on February 15, 2012 11:01pm
Thank you for this Peter!!  I had a giggle fest sitting here trying all of your versions of the Frere Jacques.  Definitely the 1-7, then 1-6 etc was hardest.  I'm going to try this with my choir tomorrow!!
 
on February 16, 2012 12:40pm
123454321234567898989876565654321& Or solfege  (transpose up or down, ad lib)
from this pattern, my friend Steav and I created endless permutations of canons. of many types.
Challenge your singers to dream up other tortures based in the simple pattern. Smokin'
on February 17, 2012 11:33am
Sing a familiar song like "My Country, 'Tis of Thee" and have each voice part sing one note. In an SATB setting, if the sopranos start, they would sing "My...of...of...of...etc." while the other voice parts each sing every fourth note. Variations include singing staccato or legato.
 
Another exercise for any familiar song is to have the choir sing every second, third, or fourth note out loud while singing the other syllables silently in their heads. This can also be done with a scale.
on February 18, 2012 8:35am
I'll often start a vocal warm-up by telling the choir to sing a major or minor chord. I give them a couple of beats so they all start together, singing whatever note comes into their heads. They need to listen and adapt but I find the chord establishes itself very quickly, often within 5 - 15 seconds.
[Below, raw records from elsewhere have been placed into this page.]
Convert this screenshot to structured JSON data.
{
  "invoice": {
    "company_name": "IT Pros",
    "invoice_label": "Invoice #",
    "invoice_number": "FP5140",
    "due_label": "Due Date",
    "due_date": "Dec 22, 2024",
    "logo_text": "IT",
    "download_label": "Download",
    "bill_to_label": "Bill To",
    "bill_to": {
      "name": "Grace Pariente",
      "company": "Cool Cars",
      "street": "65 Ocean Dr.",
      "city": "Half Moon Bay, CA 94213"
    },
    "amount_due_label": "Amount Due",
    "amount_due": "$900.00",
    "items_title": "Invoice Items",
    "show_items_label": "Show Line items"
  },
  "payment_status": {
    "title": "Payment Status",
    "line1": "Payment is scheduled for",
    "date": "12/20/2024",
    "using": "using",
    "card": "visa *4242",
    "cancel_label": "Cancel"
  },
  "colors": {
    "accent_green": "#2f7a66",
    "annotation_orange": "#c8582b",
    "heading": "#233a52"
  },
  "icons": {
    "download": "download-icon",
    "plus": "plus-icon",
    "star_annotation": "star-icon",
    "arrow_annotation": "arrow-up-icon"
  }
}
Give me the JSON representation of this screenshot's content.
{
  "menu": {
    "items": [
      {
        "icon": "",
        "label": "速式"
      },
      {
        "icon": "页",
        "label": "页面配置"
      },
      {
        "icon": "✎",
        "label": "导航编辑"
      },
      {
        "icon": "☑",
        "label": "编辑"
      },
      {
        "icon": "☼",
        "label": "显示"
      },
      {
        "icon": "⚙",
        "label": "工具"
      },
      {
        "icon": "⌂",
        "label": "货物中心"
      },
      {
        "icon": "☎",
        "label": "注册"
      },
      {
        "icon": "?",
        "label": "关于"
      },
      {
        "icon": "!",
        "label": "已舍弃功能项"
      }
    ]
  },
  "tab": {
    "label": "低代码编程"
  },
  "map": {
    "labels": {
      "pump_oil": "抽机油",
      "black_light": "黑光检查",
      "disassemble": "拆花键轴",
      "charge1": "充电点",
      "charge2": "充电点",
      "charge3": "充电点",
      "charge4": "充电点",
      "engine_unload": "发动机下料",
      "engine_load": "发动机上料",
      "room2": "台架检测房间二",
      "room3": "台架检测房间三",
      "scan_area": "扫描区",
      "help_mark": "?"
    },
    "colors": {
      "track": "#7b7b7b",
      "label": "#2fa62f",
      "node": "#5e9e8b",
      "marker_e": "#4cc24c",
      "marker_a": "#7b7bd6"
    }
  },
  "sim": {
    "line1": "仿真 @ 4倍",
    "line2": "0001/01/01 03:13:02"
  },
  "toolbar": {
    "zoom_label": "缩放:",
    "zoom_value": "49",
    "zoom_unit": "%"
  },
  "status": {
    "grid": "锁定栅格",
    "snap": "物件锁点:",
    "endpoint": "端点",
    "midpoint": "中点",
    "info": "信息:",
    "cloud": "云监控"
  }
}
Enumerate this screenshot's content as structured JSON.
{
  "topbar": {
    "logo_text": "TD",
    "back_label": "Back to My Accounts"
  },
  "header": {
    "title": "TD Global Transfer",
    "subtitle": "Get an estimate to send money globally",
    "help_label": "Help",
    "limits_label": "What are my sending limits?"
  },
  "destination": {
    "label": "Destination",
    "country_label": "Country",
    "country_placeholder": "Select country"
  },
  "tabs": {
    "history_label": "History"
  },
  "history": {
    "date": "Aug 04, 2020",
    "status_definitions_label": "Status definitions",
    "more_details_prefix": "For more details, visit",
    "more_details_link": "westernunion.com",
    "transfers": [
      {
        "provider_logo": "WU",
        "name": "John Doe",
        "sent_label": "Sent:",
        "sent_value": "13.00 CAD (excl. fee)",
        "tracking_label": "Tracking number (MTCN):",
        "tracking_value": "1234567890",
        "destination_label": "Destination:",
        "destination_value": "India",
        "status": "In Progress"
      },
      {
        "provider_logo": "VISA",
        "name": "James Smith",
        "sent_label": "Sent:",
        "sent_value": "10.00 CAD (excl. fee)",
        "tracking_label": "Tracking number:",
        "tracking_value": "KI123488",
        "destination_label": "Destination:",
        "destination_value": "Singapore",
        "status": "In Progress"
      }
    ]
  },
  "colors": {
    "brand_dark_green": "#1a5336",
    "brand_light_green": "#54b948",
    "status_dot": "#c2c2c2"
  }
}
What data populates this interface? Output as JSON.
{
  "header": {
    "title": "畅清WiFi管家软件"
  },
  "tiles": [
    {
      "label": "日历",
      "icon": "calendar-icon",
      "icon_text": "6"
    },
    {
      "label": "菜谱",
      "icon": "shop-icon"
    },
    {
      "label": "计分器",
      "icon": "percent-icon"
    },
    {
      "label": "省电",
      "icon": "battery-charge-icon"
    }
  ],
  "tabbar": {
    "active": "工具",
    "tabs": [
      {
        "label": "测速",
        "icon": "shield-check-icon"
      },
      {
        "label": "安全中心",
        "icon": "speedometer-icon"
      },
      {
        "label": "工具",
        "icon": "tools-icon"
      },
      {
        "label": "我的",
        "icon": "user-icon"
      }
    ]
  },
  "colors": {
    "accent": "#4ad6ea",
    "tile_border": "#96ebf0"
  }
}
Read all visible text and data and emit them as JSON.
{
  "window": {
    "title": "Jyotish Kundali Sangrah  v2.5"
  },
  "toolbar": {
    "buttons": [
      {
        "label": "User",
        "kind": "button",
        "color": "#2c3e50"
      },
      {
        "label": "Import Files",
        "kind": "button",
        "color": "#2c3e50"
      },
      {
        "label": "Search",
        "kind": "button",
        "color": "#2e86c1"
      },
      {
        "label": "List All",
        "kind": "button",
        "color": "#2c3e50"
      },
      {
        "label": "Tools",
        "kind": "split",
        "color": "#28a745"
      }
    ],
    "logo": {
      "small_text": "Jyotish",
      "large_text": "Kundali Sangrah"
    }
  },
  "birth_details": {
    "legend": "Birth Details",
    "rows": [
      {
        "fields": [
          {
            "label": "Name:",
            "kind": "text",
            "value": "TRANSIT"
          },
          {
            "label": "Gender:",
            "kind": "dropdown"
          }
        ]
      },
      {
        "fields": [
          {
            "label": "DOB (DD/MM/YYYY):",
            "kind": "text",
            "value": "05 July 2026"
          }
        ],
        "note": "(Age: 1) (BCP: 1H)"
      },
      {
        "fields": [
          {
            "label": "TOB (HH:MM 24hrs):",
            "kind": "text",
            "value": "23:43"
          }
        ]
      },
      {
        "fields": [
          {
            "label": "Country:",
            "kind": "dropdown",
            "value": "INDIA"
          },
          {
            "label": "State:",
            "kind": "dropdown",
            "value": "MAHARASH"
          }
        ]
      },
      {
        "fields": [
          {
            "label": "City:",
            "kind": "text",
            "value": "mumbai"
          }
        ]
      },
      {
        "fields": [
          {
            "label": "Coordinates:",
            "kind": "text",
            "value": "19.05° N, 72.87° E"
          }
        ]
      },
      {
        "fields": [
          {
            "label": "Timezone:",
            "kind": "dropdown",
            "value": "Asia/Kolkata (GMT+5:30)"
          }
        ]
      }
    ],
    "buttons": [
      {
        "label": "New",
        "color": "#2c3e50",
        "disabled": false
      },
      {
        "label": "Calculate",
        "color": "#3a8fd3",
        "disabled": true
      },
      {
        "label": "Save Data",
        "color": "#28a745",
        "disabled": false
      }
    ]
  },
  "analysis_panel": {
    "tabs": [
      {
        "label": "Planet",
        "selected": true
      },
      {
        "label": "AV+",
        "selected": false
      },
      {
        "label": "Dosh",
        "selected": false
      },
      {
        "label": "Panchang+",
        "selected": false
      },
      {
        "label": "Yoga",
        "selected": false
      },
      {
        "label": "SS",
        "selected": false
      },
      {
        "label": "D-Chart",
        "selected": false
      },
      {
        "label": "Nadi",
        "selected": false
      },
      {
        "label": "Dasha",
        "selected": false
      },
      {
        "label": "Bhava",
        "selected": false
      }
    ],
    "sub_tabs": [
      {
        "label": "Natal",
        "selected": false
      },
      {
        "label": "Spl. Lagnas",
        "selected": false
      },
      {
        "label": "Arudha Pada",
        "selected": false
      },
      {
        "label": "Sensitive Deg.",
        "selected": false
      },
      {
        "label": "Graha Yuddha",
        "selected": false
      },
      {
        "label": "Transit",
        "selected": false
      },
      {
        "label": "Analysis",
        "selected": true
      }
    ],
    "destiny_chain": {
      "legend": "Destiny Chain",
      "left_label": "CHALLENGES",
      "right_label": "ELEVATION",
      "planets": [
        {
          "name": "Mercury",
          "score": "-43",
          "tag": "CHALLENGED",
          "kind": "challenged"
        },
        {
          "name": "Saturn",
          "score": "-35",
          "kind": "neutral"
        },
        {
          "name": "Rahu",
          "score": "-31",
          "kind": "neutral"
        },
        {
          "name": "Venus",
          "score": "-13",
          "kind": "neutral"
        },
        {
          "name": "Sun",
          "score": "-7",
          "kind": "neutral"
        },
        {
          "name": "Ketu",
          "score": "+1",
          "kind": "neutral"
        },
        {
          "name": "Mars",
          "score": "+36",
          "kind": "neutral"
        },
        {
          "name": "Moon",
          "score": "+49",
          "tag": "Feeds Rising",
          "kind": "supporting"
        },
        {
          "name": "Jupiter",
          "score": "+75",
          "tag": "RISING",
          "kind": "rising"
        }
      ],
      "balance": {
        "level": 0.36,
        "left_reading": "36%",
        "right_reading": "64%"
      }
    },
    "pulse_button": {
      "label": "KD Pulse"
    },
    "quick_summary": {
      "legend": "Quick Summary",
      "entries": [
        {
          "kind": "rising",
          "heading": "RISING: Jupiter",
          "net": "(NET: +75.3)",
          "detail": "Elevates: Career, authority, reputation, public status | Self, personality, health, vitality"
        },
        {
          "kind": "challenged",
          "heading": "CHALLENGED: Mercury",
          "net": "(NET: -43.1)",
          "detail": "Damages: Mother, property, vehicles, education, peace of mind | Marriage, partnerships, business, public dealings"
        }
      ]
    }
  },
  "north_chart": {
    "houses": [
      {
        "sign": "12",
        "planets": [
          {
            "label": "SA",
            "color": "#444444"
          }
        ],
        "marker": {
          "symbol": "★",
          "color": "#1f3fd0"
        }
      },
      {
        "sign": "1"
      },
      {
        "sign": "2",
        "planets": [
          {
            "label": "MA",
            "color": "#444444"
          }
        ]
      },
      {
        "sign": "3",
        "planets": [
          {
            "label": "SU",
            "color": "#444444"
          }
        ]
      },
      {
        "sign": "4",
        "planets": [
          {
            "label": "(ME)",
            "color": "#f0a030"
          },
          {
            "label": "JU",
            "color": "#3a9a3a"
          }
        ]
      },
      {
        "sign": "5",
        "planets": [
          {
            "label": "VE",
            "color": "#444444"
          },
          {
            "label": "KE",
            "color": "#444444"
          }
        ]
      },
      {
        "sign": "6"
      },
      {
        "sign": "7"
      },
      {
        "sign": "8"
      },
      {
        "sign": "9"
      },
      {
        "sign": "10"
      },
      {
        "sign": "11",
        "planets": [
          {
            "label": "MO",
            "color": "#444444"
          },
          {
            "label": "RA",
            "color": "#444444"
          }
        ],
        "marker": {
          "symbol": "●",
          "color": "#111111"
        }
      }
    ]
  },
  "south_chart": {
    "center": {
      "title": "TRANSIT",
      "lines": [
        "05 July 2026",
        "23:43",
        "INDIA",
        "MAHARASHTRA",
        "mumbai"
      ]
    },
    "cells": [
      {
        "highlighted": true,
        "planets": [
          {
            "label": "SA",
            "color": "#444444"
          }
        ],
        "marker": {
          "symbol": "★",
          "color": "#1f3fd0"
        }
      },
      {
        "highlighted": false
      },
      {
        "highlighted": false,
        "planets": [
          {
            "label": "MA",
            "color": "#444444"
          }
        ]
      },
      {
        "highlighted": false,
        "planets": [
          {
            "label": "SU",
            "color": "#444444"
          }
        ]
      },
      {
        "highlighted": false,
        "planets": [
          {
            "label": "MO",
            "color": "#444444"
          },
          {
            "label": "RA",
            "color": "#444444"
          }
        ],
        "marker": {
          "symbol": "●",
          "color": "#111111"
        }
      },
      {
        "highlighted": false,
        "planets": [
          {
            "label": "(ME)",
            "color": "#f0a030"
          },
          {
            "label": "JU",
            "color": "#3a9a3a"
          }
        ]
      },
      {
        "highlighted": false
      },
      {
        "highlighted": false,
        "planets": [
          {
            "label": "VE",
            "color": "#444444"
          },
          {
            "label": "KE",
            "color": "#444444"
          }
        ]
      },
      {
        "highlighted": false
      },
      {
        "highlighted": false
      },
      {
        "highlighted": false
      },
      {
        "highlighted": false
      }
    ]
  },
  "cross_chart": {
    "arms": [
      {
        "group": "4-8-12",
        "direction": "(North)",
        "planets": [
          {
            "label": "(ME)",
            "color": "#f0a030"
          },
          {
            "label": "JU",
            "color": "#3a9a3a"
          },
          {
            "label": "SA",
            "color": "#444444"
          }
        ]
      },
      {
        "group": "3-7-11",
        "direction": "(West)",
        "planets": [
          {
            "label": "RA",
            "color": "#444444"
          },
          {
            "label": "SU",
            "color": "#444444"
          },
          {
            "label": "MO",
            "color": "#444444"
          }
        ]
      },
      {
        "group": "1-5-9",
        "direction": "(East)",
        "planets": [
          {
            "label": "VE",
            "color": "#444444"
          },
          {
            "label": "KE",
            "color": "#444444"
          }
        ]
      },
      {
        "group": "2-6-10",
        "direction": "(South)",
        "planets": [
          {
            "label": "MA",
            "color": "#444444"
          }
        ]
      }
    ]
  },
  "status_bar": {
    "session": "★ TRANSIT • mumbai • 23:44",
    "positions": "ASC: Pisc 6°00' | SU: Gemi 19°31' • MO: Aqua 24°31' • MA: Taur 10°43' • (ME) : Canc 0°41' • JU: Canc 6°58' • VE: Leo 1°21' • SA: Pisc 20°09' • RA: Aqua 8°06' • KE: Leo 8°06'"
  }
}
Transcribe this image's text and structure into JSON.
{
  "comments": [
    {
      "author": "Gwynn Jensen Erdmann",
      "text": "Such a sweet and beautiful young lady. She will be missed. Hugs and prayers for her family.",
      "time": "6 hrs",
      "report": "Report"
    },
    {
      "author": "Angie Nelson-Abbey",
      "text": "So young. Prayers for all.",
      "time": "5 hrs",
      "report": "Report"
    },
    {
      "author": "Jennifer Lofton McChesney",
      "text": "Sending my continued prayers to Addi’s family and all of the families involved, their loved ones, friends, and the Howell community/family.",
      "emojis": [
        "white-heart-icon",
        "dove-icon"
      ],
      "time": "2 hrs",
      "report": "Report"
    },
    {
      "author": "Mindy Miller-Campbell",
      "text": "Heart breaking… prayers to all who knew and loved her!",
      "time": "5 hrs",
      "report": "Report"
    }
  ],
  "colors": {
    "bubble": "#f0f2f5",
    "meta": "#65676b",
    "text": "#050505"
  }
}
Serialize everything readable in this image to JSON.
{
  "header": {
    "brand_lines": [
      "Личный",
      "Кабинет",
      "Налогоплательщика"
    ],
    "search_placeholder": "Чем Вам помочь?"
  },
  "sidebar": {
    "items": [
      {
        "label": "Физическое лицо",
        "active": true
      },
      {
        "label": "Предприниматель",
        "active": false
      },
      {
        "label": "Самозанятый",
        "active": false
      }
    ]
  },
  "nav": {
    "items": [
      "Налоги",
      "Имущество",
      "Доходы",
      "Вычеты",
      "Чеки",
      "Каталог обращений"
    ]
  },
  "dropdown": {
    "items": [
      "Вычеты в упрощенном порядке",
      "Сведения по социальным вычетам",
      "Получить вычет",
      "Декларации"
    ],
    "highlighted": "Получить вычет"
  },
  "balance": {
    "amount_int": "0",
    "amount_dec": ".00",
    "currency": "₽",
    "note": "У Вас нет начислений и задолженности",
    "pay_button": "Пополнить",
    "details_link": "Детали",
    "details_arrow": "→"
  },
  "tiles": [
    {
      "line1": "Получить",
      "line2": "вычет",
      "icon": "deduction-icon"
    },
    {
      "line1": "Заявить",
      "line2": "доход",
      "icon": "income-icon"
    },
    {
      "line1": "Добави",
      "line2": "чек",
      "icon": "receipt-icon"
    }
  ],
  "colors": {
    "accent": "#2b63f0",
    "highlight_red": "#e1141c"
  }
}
It's important, of course, that no pitch has been played or sung prior to this.
I ask my more advanced choir to sing major and minor sevenths, or inversions of triads.
 
Peter
  • You must log in or register to be able to reply to this message.